(GIVEN ENTRIES begins)

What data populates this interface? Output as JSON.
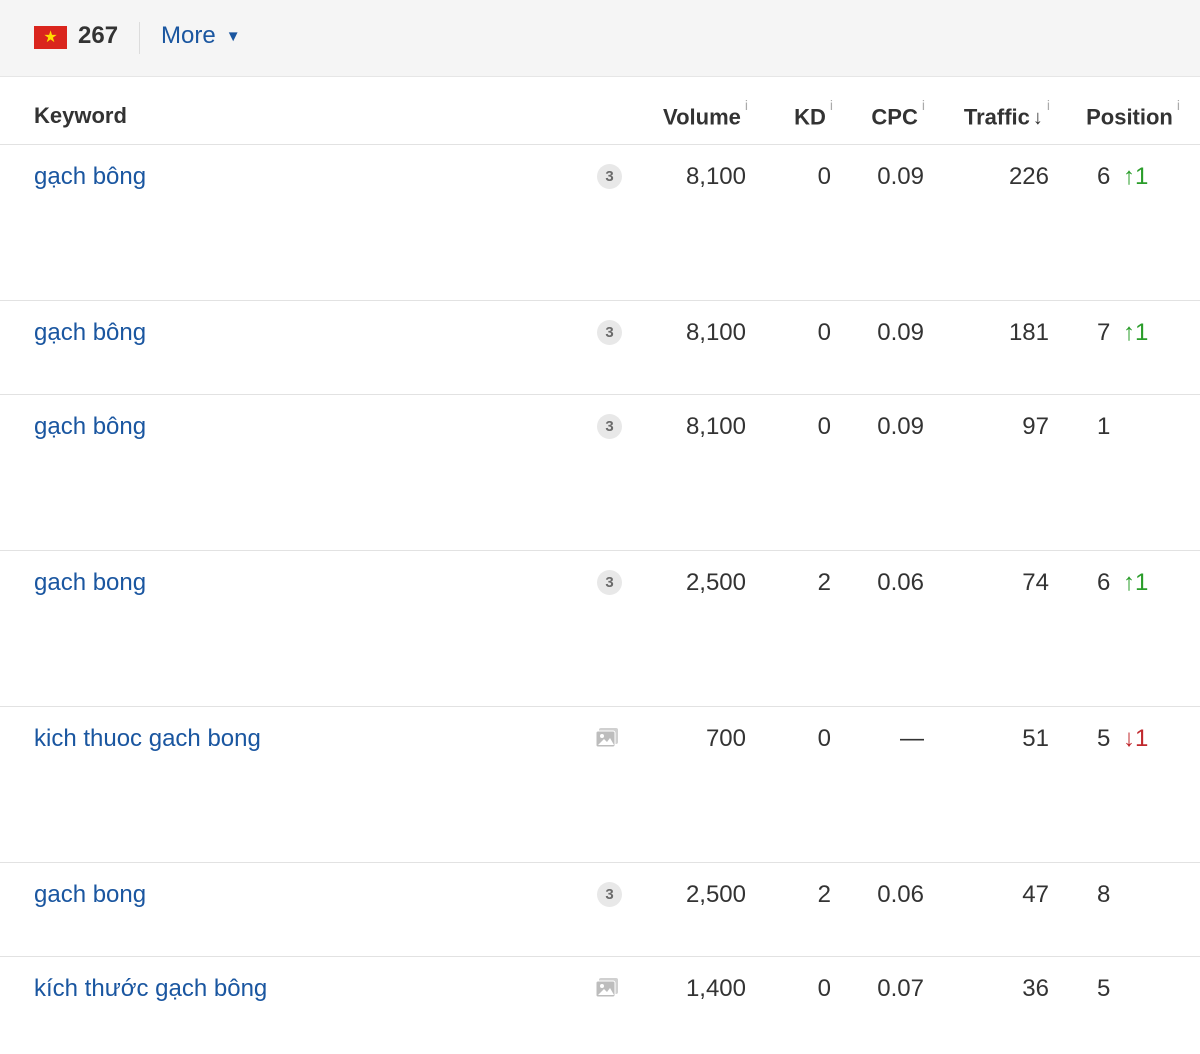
{
  "top": {
    "country_count": "267",
    "more_label": "More",
    "flag": "vietnam-flag"
  },
  "columns": {
    "keyword": "Keyword",
    "volume": "Volume",
    "kd": "KD",
    "cpc": "CPC",
    "traffic": "Traffic",
    "position": "Position",
    "info": "i",
    "sort": "↓"
  },
  "rows": [
    {
      "keyword": "gạch bông",
      "serp": "3",
      "serp_type": "count",
      "volume": "8,100",
      "kd": "0",
      "cpc": "0.09",
      "traffic": "226",
      "position": "6",
      "change": "↑1",
      "dir": "up"
    },
    {
      "keyword": "gạch bông",
      "serp": "3",
      "serp_type": "count",
      "volume": "8,100",
      "kd": "0",
      "cpc": "0.09",
      "traffic": "181",
      "position": "7",
      "change": "↑1",
      "dir": "up"
    },
    {
      "keyword": "gạch bông",
      "serp": "3",
      "serp_type": "count",
      "volume": "8,100",
      "kd": "0",
      "cpc": "0.09",
      "traffic": "97",
      "position": "1",
      "change": "",
      "dir": ""
    },
    {
      "keyword": "gach bong",
      "serp": "3",
      "serp_type": "count",
      "volume": "2,500",
      "kd": "2",
      "cpc": "0.06",
      "traffic": "74",
      "position": "6",
      "change": "↑1",
      "dir": "up"
    },
    {
      "keyword": "kich thuoc gach bong",
      "serp": "",
      "serp_type": "image",
      "volume": "700",
      "kd": "0",
      "cpc": "—",
      "traffic": "51",
      "position": "5",
      "change": "↓1",
      "dir": "down"
    },
    {
      "keyword": "gach bong",
      "serp": "3",
      "serp_type": "count",
      "volume": "2,500",
      "kd": "2",
      "cpc": "0.06",
      "traffic": "47",
      "position": "8",
      "change": "",
      "dir": ""
    },
    {
      "keyword": "kích thước gạch bông",
      "serp": "",
      "serp_type": "image",
      "volume": "1,400",
      "kd": "0",
      "cpc": "0.07",
      "traffic": "36",
      "position": "5",
      "change": "",
      "dir": ""
    }
  ]
}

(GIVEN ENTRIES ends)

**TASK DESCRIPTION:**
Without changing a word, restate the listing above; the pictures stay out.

**COMPLETED EXERCISE:**
What data populates this interface? Output as JSON.
{
  "top": {
    "country_count": "267",
    "more_label": "More",
    "flag": "vietnam-flag"
  },
  "columns": {
    "keyword": "Keyword",
    "volume": "Volume",
    "kd": "KD",
    "cpc": "CPC",
    "traffic": "Traffic",
    "position": "Position",
    "info": "i",
    "sort": "↓"
  },
  "rows": [
    {
      "keyword": "gạch bông",
      "serp": "3",
      "serp_type": "count",
      "volume": "8,100",
      "kd": "0",
      "cpc": "0.09",
      "traffic": "226",
      "position": "6",
      "change": "↑1",
      "dir": "up"
    },
    {
      "keyword": "gạch bông",
      "serp": "3",
      "serp_type": "count",
      "volume": "8,100",
      "kd": "0",
      "cpc": "0.09",
      "traffic": "181",
      "position": "7",
      "change": "↑1",
      "dir": "up"
    },
    {
      "keyword": "gạch bông",
      "serp": "3",
      "serp_type": "count",
      "volume": "8,100",
      "kd": "0",
      "cpc": "0.09",
      "traffic": "97",
      "position": "1",
      "change": "",
      "dir": ""
    },
    {
      "keyword": "gach bong",
      "serp": "3",
      "serp_type": "count",
      "volume": "2,500",
      "kd": "2",
      "cpc": "0.06",
      "traffic": "74",
      "position": "6",
      "change": "↑1",
      "dir": "up"
    },
    {
      "keyword": "kich thuoc gach bong",
      "serp": "",
      "serp_type": "image",
      "volume": "700",
      "kd": "0",
      "cpc": "—",
      "traffic": "51",
      "position": "5",
      "change": "↓1",
      "dir": "down"
    },
    {
      "keyword": "gach bong",
      "serp": "3",
      "serp_type": "count",
      "volume": "2,500",
      "kd": "2",
      "cpc": "0.06",
      "traffic": "47",
      "position": "8",
      "change": "",
      "dir": ""
    },
    {
      "keyword": "kích thước gạch bông",
      "serp": "",
      "serp_type": "image",
      "volume": "1,400",
      "kd": "0",
      "cpc": "0.07",
      "traffic": "36",
      "position": "5",
      "change": "",
      "dir": ""
    }
  ]
}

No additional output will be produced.